Five states—Colorado, Connecticut, Delaware, New York and Ohio—were awarded a total of $13.1 million in the first phase of planning grants that can be used to support consultation and outreach activities in preparation for a nationwide broadband network for first responders, the National Telecommunications and Information Administration (NTIA) announced yesterday.

Initially, the schedule for the planning-grant program—known as the State and Local Implementation Grant Program (SLIGP)—called for the first phase of grants to be distributed to all 56 states and territories on July 15. However, in discussions with state representatives, FirstNet officials learned that many states and territories would not be ready to meet all requirements associated with the SLIGP at that time, so the NTIA decided to distribute the SLIGP funds to states and territories when they are in a position to use the grants.

“The input of states, tribes and local governments will be critical as FirstNet develops its plans for this historic network,” Lawrence Strickling, assistant secretary of commerce for information and communications and NTIA administrator, said in a statement. “NTIA’s State and Local Implementation Grant Program will give states the resources they need to consult with FirstNet on deployment of a nationwide public-safety broadband network.”

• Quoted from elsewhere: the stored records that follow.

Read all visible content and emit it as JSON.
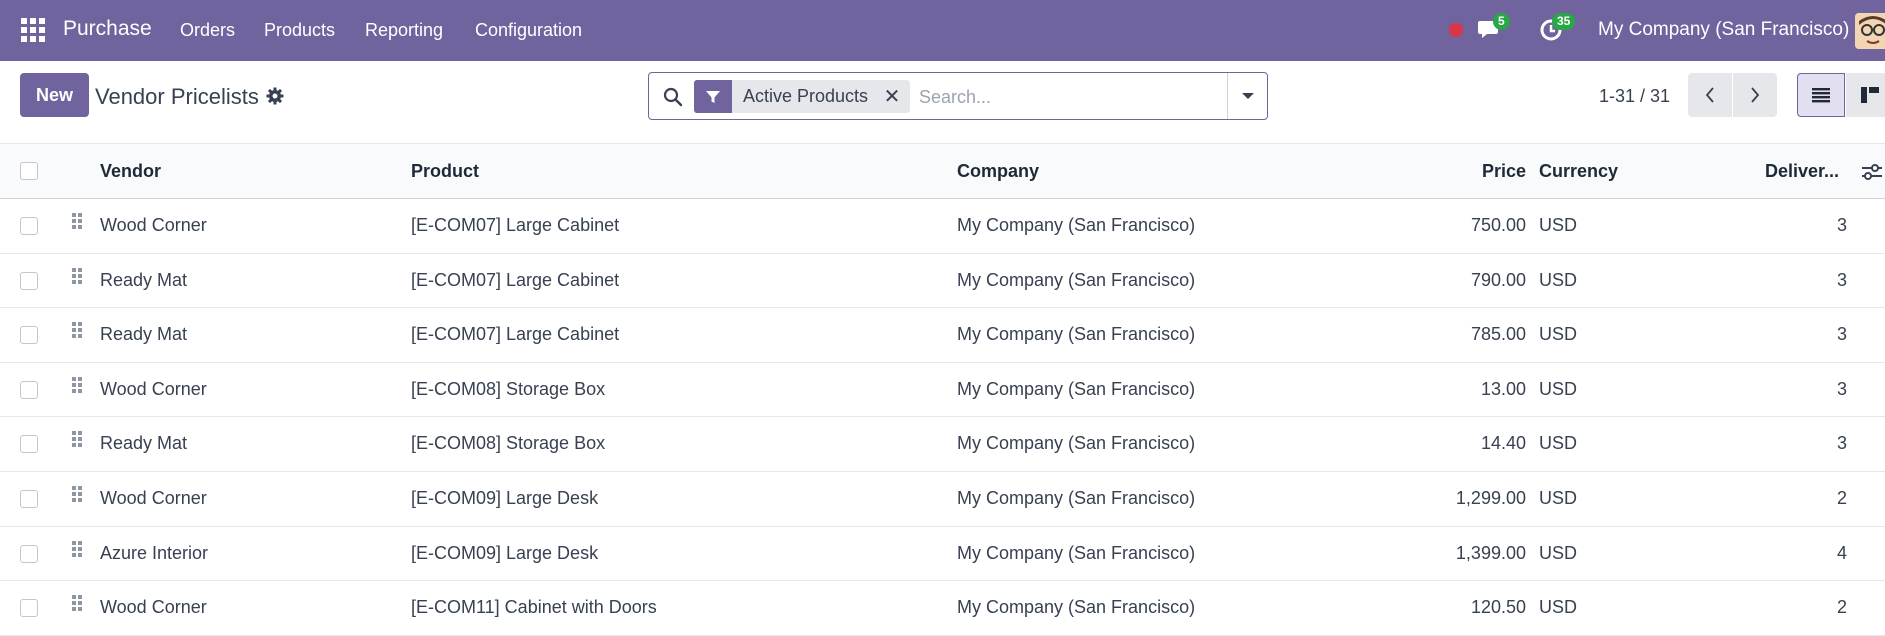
{
  "navbar": {
    "brand": "Purchase",
    "menu": [
      "Orders",
      "Products",
      "Reporting",
      "Configuration"
    ],
    "messages_count": "5",
    "activities_count": "35",
    "company": "My Company (San Francisco)"
  },
  "control": {
    "new_label": "New",
    "title": "Vendor Pricelists",
    "facet_label": "Active Products",
    "search_placeholder": "Search...",
    "pager": "1-31 / 31"
  },
  "table": {
    "headers": {
      "vendor": "Vendor",
      "product": "Product",
      "company": "Company",
      "price": "Price",
      "currency": "Currency",
      "delivery": "Deliver..."
    },
    "rows": [
      {
        "vendor": "Wood Corner",
        "product": "[E-COM07] Large Cabinet",
        "company": "My Company (San Francisco)",
        "price": "750.00",
        "currency": "USD",
        "delivery": "3"
      },
      {
        "vendor": "Ready Mat",
        "product": "[E-COM07] Large Cabinet",
        "company": "My Company (San Francisco)",
        "price": "790.00",
        "currency": "USD",
        "delivery": "3"
      },
      {
        "vendor": "Ready Mat",
        "product": "[E-COM07] Large Cabinet",
        "company": "My Company (San Francisco)",
        "price": "785.00",
        "currency": "USD",
        "delivery": "3"
      },
      {
        "vendor": "Wood Corner",
        "product": "[E-COM08] Storage Box",
        "company": "My Company (San Francisco)",
        "price": "13.00",
        "currency": "USD",
        "delivery": "3"
      },
      {
        "vendor": "Ready Mat",
        "product": "[E-COM08] Storage Box",
        "company": "My Company (San Francisco)",
        "price": "14.40",
        "currency": "USD",
        "delivery": "3"
      },
      {
        "vendor": "Wood Corner",
        "product": "[E-COM09] Large Desk",
        "company": "My Company (San Francisco)",
        "price": "1,299.00",
        "currency": "USD",
        "delivery": "2"
      },
      {
        "vendor": "Azure Interior",
        "product": "[E-COM09] Large Desk",
        "company": "My Company (San Francisco)",
        "price": "1,399.00",
        "currency": "USD",
        "delivery": "4"
      },
      {
        "vendor": "Wood Corner",
        "product": "[E-COM11] Cabinet with Doors",
        "company": "My Company (San Francisco)",
        "price": "120.50",
        "currency": "USD",
        "delivery": "2"
      }
    ]
  },
  "colors": {
    "brand": "#71639e",
    "badge": "#28a745",
    "record_dot": "#dc3545"
  }
}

Of the $13.1 million in SLIGP grants—all of which require a 20% matching contribution—the states have been awarded the following amounts, all of which were announced earlier this year:

  • Colorado—$2.5 million
  • Connecticut—$1.4 million
  • Delaware—$724,613
  • New York—$4.86 million
  • Ohio—$3.6 million.

This money represents the first phase of planning grants for these states. During the first phase of planning, states and territories are supposed to use the SLIGP funds to expand existing governance entities to consult with FirstNet, conduct education and outreach to relevant stakeholders, and identify potential public-safety users in their jurisdictions.

In the second phase of the planning program, states and territories can use grant money to fund work for additional consultations with FirstNet and to gather data on items such as infrastructure and partnerships that are available in a jurisdiction that may be helpful to the FirstNet initiative. NTIA officials have said that second-phase grants will not be distributed until FirstNet has determined what data it wants and the format in which it should be collected.